Advanced data science and analytics capabilities are becoming increasingly accessible through business intelligence and data visualization tools. This makes it easy to get caught up in all the feature-rich bells and whistles of the tool and lose track of the essentials of good data delivery. Often, the difference between a dashboard that drives critical insights and one that ends up lost and forgotten is a strong focus on business needs and context.
The framework and process behind dashboard design is even more important than the technology behind it. In this three-part series, we'll focus on a proven methodology for dashboard design, evaluation, and reporting.
Part 1: This blog will focus on how to design a dashboard
When planning a dashboard, consider these three crucial steps: identifying the audience, determining the views, and choosing the metrics.

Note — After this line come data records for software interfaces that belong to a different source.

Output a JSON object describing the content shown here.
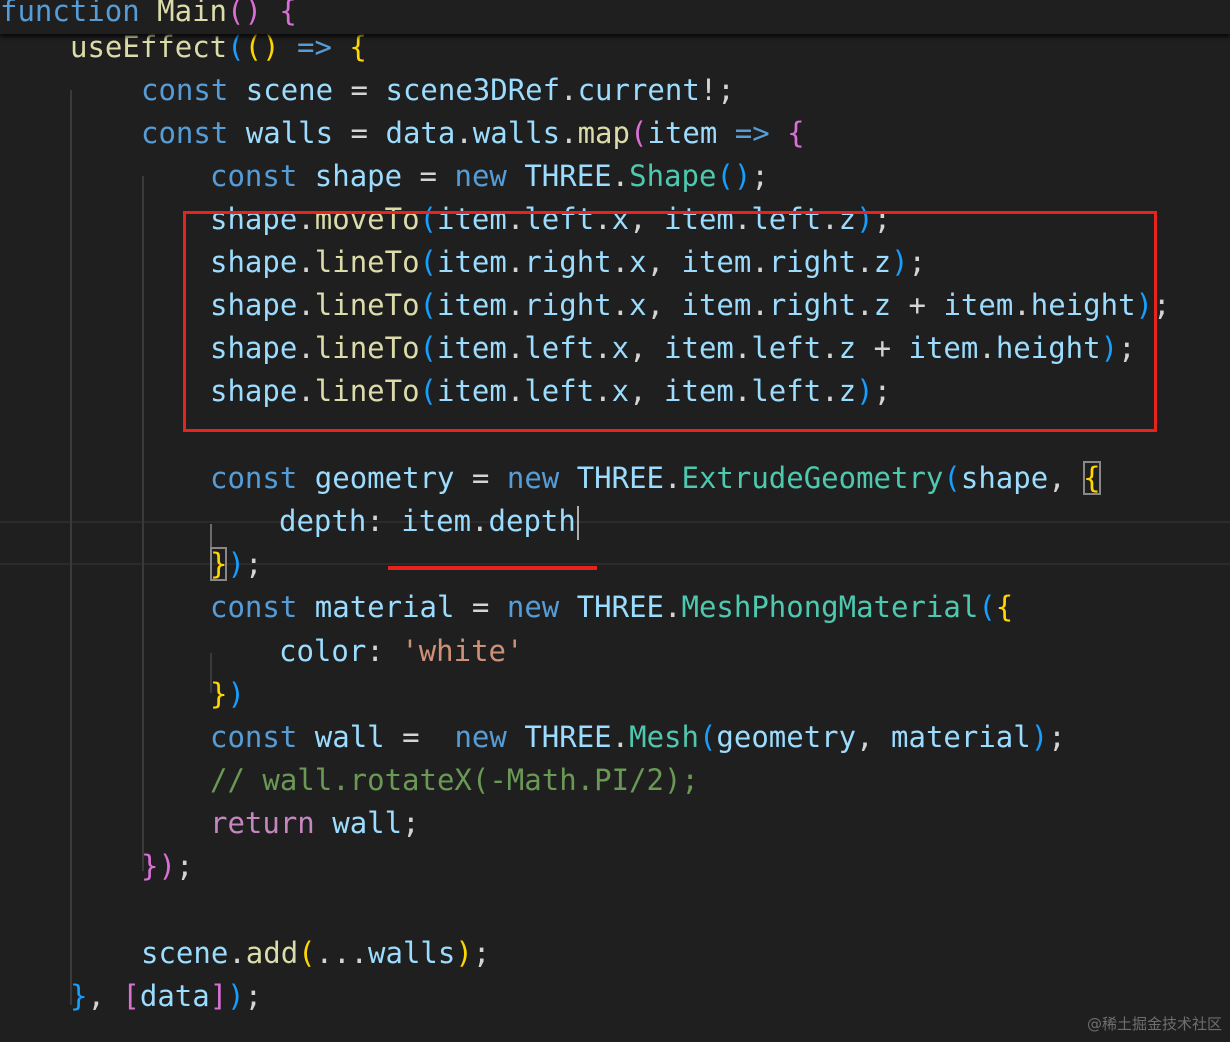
{
  "editor": {
    "theme_colors": {
      "background": "#1f1f1f",
      "keyword": "#569cd6",
      "control": "#c586c0",
      "function": "#dcdcaa",
      "variable": "#9cdcfe",
      "class": "#4ec9b0",
      "string": "#ce9178",
      "comment": "#6a9955",
      "annotation": "#e8221d"
    },
    "sticky_header": {
      "text": "function Main() {",
      "tokens": [
        {
          "t": "function",
          "c": "kw"
        },
        {
          "t": " ",
          "c": "op"
        },
        {
          "t": "Main",
          "c": "fn"
        },
        {
          "t": "()",
          "c": "b2"
        },
        {
          "t": " ",
          "c": "op"
        },
        {
          "t": "{",
          "c": "b2"
        }
      ]
    },
    "lines": [
      {
        "text": "useEffect(() => {",
        "tokens": [
          {
            "t": "useEffect",
            "c": "fn"
          },
          {
            "t": "(",
            "c": "b3"
          },
          {
            "t": "()",
            "c": "b1"
          },
          {
            "t": " ",
            "c": "op"
          },
          {
            "t": "=>",
            "c": "kw"
          },
          {
            "t": " ",
            "c": "op"
          },
          {
            "t": "{",
            "c": "b1"
          }
        ]
      },
      {
        "text": "const scene = scene3DRef.current!;",
        "tokens": [
          {
            "t": "const",
            "c": "kw"
          },
          {
            "t": " ",
            "c": "op"
          },
          {
            "t": "scene",
            "c": "var"
          },
          {
            "t": " = ",
            "c": "op"
          },
          {
            "t": "scene3DRef",
            "c": "var"
          },
          {
            "t": ".",
            "c": "op"
          },
          {
            "t": "current",
            "c": "var"
          },
          {
            "t": "!;",
            "c": "op"
          }
        ]
      },
      {
        "text": "const walls = data.walls.map(item => {",
        "tokens": [
          {
            "t": "const",
            "c": "kw"
          },
          {
            "t": " ",
            "c": "op"
          },
          {
            "t": "walls",
            "c": "var"
          },
          {
            "t": " = ",
            "c": "op"
          },
          {
            "t": "data",
            "c": "var"
          },
          {
            "t": ".",
            "c": "op"
          },
          {
            "t": "walls",
            "c": "var"
          },
          {
            "t": ".",
            "c": "op"
          },
          {
            "t": "map",
            "c": "fn"
          },
          {
            "t": "(",
            "c": "b2"
          },
          {
            "t": "item",
            "c": "var"
          },
          {
            "t": " ",
            "c": "op"
          },
          {
            "t": "=>",
            "c": "kw"
          },
          {
            "t": " ",
            "c": "op"
          },
          {
            "t": "{",
            "c": "b2"
          }
        ]
      },
      {
        "text": "const shape = new THREE.Shape();",
        "tokens": [
          {
            "t": "const",
            "c": "kw"
          },
          {
            "t": " ",
            "c": "op"
          },
          {
            "t": "shape",
            "c": "var"
          },
          {
            "t": " = ",
            "c": "op"
          },
          {
            "t": "new",
            "c": "kw"
          },
          {
            "t": " ",
            "c": "op"
          },
          {
            "t": "THREE",
            "c": "var"
          },
          {
            "t": ".",
            "c": "op"
          },
          {
            "t": "Shape",
            "c": "cls"
          },
          {
            "t": "()",
            "c": "b3"
          },
          {
            "t": ";",
            "c": "op"
          }
        ]
      },
      {
        "text": "shape.moveTo(item.left.x, item.left.z);",
        "tokens": [
          {
            "t": "shape",
            "c": "var"
          },
          {
            "t": ".",
            "c": "op"
          },
          {
            "t": "moveTo",
            "c": "fn"
          },
          {
            "t": "(",
            "c": "b3"
          },
          {
            "t": "item",
            "c": "var"
          },
          {
            "t": ".",
            "c": "op"
          },
          {
            "t": "left",
            "c": "var"
          },
          {
            "t": ".",
            "c": "op"
          },
          {
            "t": "x",
            "c": "var"
          },
          {
            "t": ", ",
            "c": "op"
          },
          {
            "t": "item",
            "c": "var"
          },
          {
            "t": ".",
            "c": "op"
          },
          {
            "t": "left",
            "c": "var"
          },
          {
            "t": ".",
            "c": "op"
          },
          {
            "t": "z",
            "c": "var"
          },
          {
            "t": ")",
            "c": "b3"
          },
          {
            "t": ";",
            "c": "op"
          }
        ]
      },
      {
        "text": "shape.lineTo(item.right.x, item.right.z);",
        "tokens": [
          {
            "t": "shape",
            "c": "var"
          },
          {
            "t": ".",
            "c": "op"
          },
          {
            "t": "lineTo",
            "c": "fn"
          },
          {
            "t": "(",
            "c": "b3"
          },
          {
            "t": "item",
            "c": "var"
          },
          {
            "t": ".",
            "c": "op"
          },
          {
            "t": "right",
            "c": "var"
          },
          {
            "t": ".",
            "c": "op"
          },
          {
            "t": "x",
            "c": "var"
          },
          {
            "t": ", ",
            "c": "op"
          },
          {
            "t": "item",
            "c": "var"
          },
          {
            "t": ".",
            "c": "op"
          },
          {
            "t": "right",
            "c": "var"
          },
          {
            "t": ".",
            "c": "op"
          },
          {
            "t": "z",
            "c": "var"
          },
          {
            "t": ")",
            "c": "b3"
          },
          {
            "t": ";",
            "c": "op"
          }
        ]
      },
      {
        "text": "shape.lineTo(item.right.x, item.right.z + item.height);",
        "tokens": [
          {
            "t": "shape",
            "c": "var"
          },
          {
            "t": ".",
            "c": "op"
          },
          {
            "t": "lineTo",
            "c": "fn"
          },
          {
            "t": "(",
            "c": "b3"
          },
          {
            "t": "item",
            "c": "var"
          },
          {
            "t": ".",
            "c": "op"
          },
          {
            "t": "right",
            "c": "var"
          },
          {
            "t": ".",
            "c": "op"
          },
          {
            "t": "x",
            "c": "var"
          },
          {
            "t": ", ",
            "c": "op"
          },
          {
            "t": "item",
            "c": "var"
          },
          {
            "t": ".",
            "c": "op"
          },
          {
            "t": "right",
            "c": "var"
          },
          {
            "t": ".",
            "c": "op"
          },
          {
            "t": "z",
            "c": "var"
          },
          {
            "t": " + ",
            "c": "op"
          },
          {
            "t": "item",
            "c": "var"
          },
          {
            "t": ".",
            "c": "op"
          },
          {
            "t": "height",
            "c": "var"
          },
          {
            "t": ")",
            "c": "b3"
          },
          {
            "t": ";",
            "c": "op"
          }
        ]
      },
      {
        "text": "shape.lineTo(item.left.x, item.left.z + item.height);",
        "tokens": [
          {
            "t": "shape",
            "c": "var"
          },
          {
            "t": ".",
            "c": "op"
          },
          {
            "t": "lineTo",
            "c": "fn"
          },
          {
            "t": "(",
            "c": "b3"
          },
          {
            "t": "item",
            "c": "var"
          },
          {
            "t": ".",
            "c": "op"
          },
          {
            "t": "left",
            "c": "var"
          },
          {
            "t": ".",
            "c": "op"
          },
          {
            "t": "x",
            "c": "var"
          },
          {
            "t": ", ",
            "c": "op"
          },
          {
            "t": "item",
            "c": "var"
          },
          {
            "t": ".",
            "c": "op"
          },
          {
            "t": "left",
            "c": "var"
          },
          {
            "t": ".",
            "c": "op"
          },
          {
            "t": "z",
            "c": "var"
          },
          {
            "t": " + ",
            "c": "op"
          },
          {
            "t": "item",
            "c": "var"
          },
          {
            "t": ".",
            "c": "op"
          },
          {
            "t": "height",
            "c": "var"
          },
          {
            "t": ")",
            "c": "b3"
          },
          {
            "t": ";",
            "c": "op"
          }
        ]
      },
      {
        "text": "shape.lineTo(item.left.x, item.left.z);",
        "tokens": [
          {
            "t": "shape",
            "c": "var"
          },
          {
            "t": ".",
            "c": "op"
          },
          {
            "t": "lineTo",
            "c": "fn"
          },
          {
            "t": "(",
            "c": "b3"
          },
          {
            "t": "item",
            "c": "var"
          },
          {
            "t": ".",
            "c": "op"
          },
          {
            "t": "left",
            "c": "var"
          },
          {
            "t": ".",
            "c": "op"
          },
          {
            "t": "x",
            "c": "var"
          },
          {
            "t": ", ",
            "c": "op"
          },
          {
            "t": "item",
            "c": "var"
          },
          {
            "t": ".",
            "c": "op"
          },
          {
            "t": "left",
            "c": "var"
          },
          {
            "t": ".",
            "c": "op"
          },
          {
            "t": "z",
            "c": "var"
          },
          {
            "t": ")",
            "c": "b3"
          },
          {
            "t": ";",
            "c": "op"
          }
        ]
      },
      {
        "text": "",
        "tokens": []
      },
      {
        "text": "const geometry = new THREE.ExtrudeGeometry(shape, {",
        "tokens": [
          {
            "t": "const",
            "c": "kw"
          },
          {
            "t": " ",
            "c": "op"
          },
          {
            "t": "geometry",
            "c": "var"
          },
          {
            "t": " = ",
            "c": "op"
          },
          {
            "t": "new",
            "c": "kw"
          },
          {
            "t": " ",
            "c": "op"
          },
          {
            "t": "THREE",
            "c": "var"
          },
          {
            "t": ".",
            "c": "op"
          },
          {
            "t": "ExtrudeGeometry",
            "c": "cls"
          },
          {
            "t": "(",
            "c": "b3"
          },
          {
            "t": "shape",
            "c": "var"
          },
          {
            "t": ", ",
            "c": "op"
          },
          {
            "t": "{",
            "c": "b1 b1box"
          }
        ]
      },
      {
        "text": "depth: item.depth",
        "tokens": [
          {
            "t": "depth",
            "c": "var"
          },
          {
            "t": ": ",
            "c": "op"
          },
          {
            "t": "item",
            "c": "var"
          },
          {
            "t": ".",
            "c": "op"
          },
          {
            "t": "depth",
            "c": "var"
          }
        ]
      },
      {
        "text": "});",
        "tokens": [
          {
            "t": "}",
            "c": "b1 b1box"
          },
          {
            "t": ")",
            "c": "b3"
          },
          {
            "t": ";",
            "c": "op"
          }
        ]
      },
      {
        "text": "const material = new THREE.MeshPhongMaterial({",
        "tokens": [
          {
            "t": "const",
            "c": "kw"
          },
          {
            "t": " ",
            "c": "op"
          },
          {
            "t": "material",
            "c": "var"
          },
          {
            "t": " = ",
            "c": "op"
          },
          {
            "t": "new",
            "c": "kw"
          },
          {
            "t": " ",
            "c": "op"
          },
          {
            "t": "THREE",
            "c": "var"
          },
          {
            "t": ".",
            "c": "op"
          },
          {
            "t": "MeshPhongMaterial",
            "c": "cls"
          },
          {
            "t": "(",
            "c": "b3"
          },
          {
            "t": "{",
            "c": "b1"
          }
        ]
      },
      {
        "text": "color: 'white'",
        "tokens": [
          {
            "t": "color",
            "c": "var"
          },
          {
            "t": ": ",
            "c": "op"
          },
          {
            "t": "'white'",
            "c": "str"
          }
        ]
      },
      {
        "text": "})",
        "tokens": [
          {
            "t": "}",
            "c": "b1"
          },
          {
            "t": ")",
            "c": "b3"
          }
        ]
      },
      {
        "text": "const wall =  new THREE.Mesh(geometry, material);",
        "tokens": [
          {
            "t": "const",
            "c": "kw"
          },
          {
            "t": " ",
            "c": "op"
          },
          {
            "t": "wall",
            "c": "var"
          },
          {
            "t": " =  ",
            "c": "op"
          },
          {
            "t": "new",
            "c": "kw"
          },
          {
            "t": " ",
            "c": "op"
          },
          {
            "t": "THREE",
            "c": "var"
          },
          {
            "t": ".",
            "c": "op"
          },
          {
            "t": "Mesh",
            "c": "cls"
          },
          {
            "t": "(",
            "c": "b3"
          },
          {
            "t": "geometry",
            "c": "var"
          },
          {
            "t": ", ",
            "c": "op"
          },
          {
            "t": "material",
            "c": "var"
          },
          {
            "t": ")",
            "c": "b3"
          },
          {
            "t": ";",
            "c": "op"
          }
        ]
      },
      {
        "text": "// wall.rotateX(-Math.PI/2);",
        "tokens": [
          {
            "t": "// wall.rotateX(-Math.PI/2);",
            "c": "cmt"
          }
        ]
      },
      {
        "text": "return wall;",
        "tokens": [
          {
            "t": "return",
            "c": "ctl"
          },
          {
            "t": " ",
            "c": "op"
          },
          {
            "t": "wall",
            "c": "var"
          },
          {
            "t": ";",
            "c": "op"
          }
        ]
      },
      {
        "text": "});",
        "tokens": [
          {
            "t": "}",
            "c": "b2"
          },
          {
            "t": ")",
            "c": "b2"
          },
          {
            "t": ";",
            "c": "op"
          }
        ]
      },
      {
        "text": "",
        "tokens": []
      },
      {
        "text": "scene.add(...walls);",
        "tokens": [
          {
            "t": "scene",
            "c": "var"
          },
          {
            "t": ".",
            "c": "op"
          },
          {
            "t": "add",
            "c": "fn"
          },
          {
            "t": "(",
            "c": "b1"
          },
          {
            "t": "...",
            "c": "op"
          },
          {
            "t": "walls",
            "c": "var"
          },
          {
            "t": ")",
            "c": "b1"
          },
          {
            "t": ";",
            "c": "op"
          }
        ]
      },
      {
        "text": "}, [data]);",
        "tokens": [
          {
            "t": "}",
            "c": "b3"
          },
          {
            "t": ", ",
            "c": "op"
          },
          {
            "t": "[",
            "c": "b2"
          },
          {
            "t": "data",
            "c": "var"
          },
          {
            "t": "]",
            "c": "b2"
          },
          {
            "t": ")",
            "c": "b3"
          },
          {
            "t": ";",
            "c": "op"
          }
        ]
      }
    ]
  },
  "watermark": "@稀土掘金技术社区"
}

1. Identify the audience
The first step in building a good tool is determining who the audience is and what they care about. Whether the dashboard will be used by the senior executives in your company or the junior analysts that report to you, ask the following questions to make your dashboard as relevant as possible:
- Which distinct audience(s) needs to drive what business decisions?
- What specific pain points do they have related to the topic?
- What information do they need and what noise could they do without?
- How much overlap exists in the needs of the various members of your audience and how much is unique?
- Which audience(s) should I prioritize?
It’s a basic step — but it’s critical to success. Many technically impressive dashboards have failed because their creators didn’t keep in mind what their audiences truly needed to see.
2. Determine the views
Creating views is about identifying the 2-4 topics that summarize the information the audience needs.
If you have just one audience, this is usually simple. If you have multiple audiences, it may take a bit more work. In either case, consider their priorities and pain points to look for the broader areas of the business that will help address their needs.
Views are just a chain of information that connect to tell the broader story
For example, if you’re creating a dashboard for the CEO, there may be four separate views she needs to run the company: HR, operations, marketing, and sales. Alternatively, if you’re building a dashboard for a sales executive, it may be sales rep productivity, customer buying behavior, and all-up sales. By identifying these topics, you’ll develop a picture that tells a cohesive story and avoid simply coming up with a set of disparate metrics.
3. Choose the metrics
Determining which metrics to use is about telling a connected story, not simply throwing data on a page.
This isn’t always an easy step, so don’t worry if you struggle a bit. It’s common to come up with way more metrics than you should actually report on. As with any good brainstorming activity, come up with as many ideas as you can, then work to narrow the list.
Out of the steps we’ve covered, this one is the most difficult and the important. To make this process a bit easier, we leverage a framework called the “4 Ts”:
- Totals: Totals are sums of individual pieces of information. Frequently it is the total number of employees or the total revenue; it is the aggregate of the data. For instance, "The total revenue in the US is $900 million."
- Trends: Trends are patterns that suggest general movement and tendencies. It is commonly a rate of change over time, which can be a growth rate or an average rate of occurrence. Trends can also lead to a trigger, such as a downward trend in sales leading to the issuance of new product sales incentives. For instance, “LatAm revenue is growing at an average rate of 11% YoY in the last three years and 14% QoQ this year”
- Triggers: Triggers are reactions to defined business thresholds being met. An example we often see is when a salesperson hits a certain number, things like bonuses or additional benefits are triggered. For instance, “The SoCal sales team hit their quota in Q3, so in Q4 an additional 0.5% bonus kicks in”
- Targets: Targets are goals. Often, a target may be a total, trend, or trigger. It could be the number of customers sold to (total), a mix of what is sold (trend), or even the number of times an action is completed (Trigger). For instance, “While Germany is growing at 7%, they are at risk of missing their target revenue number of $300 million.”
Once you have a good list of potential metrics, Consider the following questions on each proposed data point:
- Is it realistic? Is it possible to get the data and be able to utilize it with the desired audience(s)?
- Is it accurate? Is it based on reliable information, or is there a potential for large gaps or errors?
- Is it measuring what we think it measures? Is the metric truly related to the point you’re making, or is it only circumstantially or tangentially connected?
- Does it contribute to the story or decision making? If the target audience member didn’t have this information, would it change their action, or is it perhaps a more granular point that is interesting, but not critical?
Putting it all together
Once the audience, views, and metrics are defined, the goal is to step back and look at everything holistically. If you’re building a single executive scorecard, the goal should be to get things down to about 4 views that have 12-16 metrics total. If you’re building a more robust set of dashboards, the goal is to understand how to group views and metrics into logical categories that support different audiences or lines of inquiry.
At the end of this process of blending your business knowledge with the technical expertise of your dashboard architects, you’ll be well on your way to creating real insight for your audience. Users will walk away with a deeper understanding of their business and be armed with the information they need to drive the business forward. They’ll also want to come back for more.
Stay tuned for the next blogs in this series: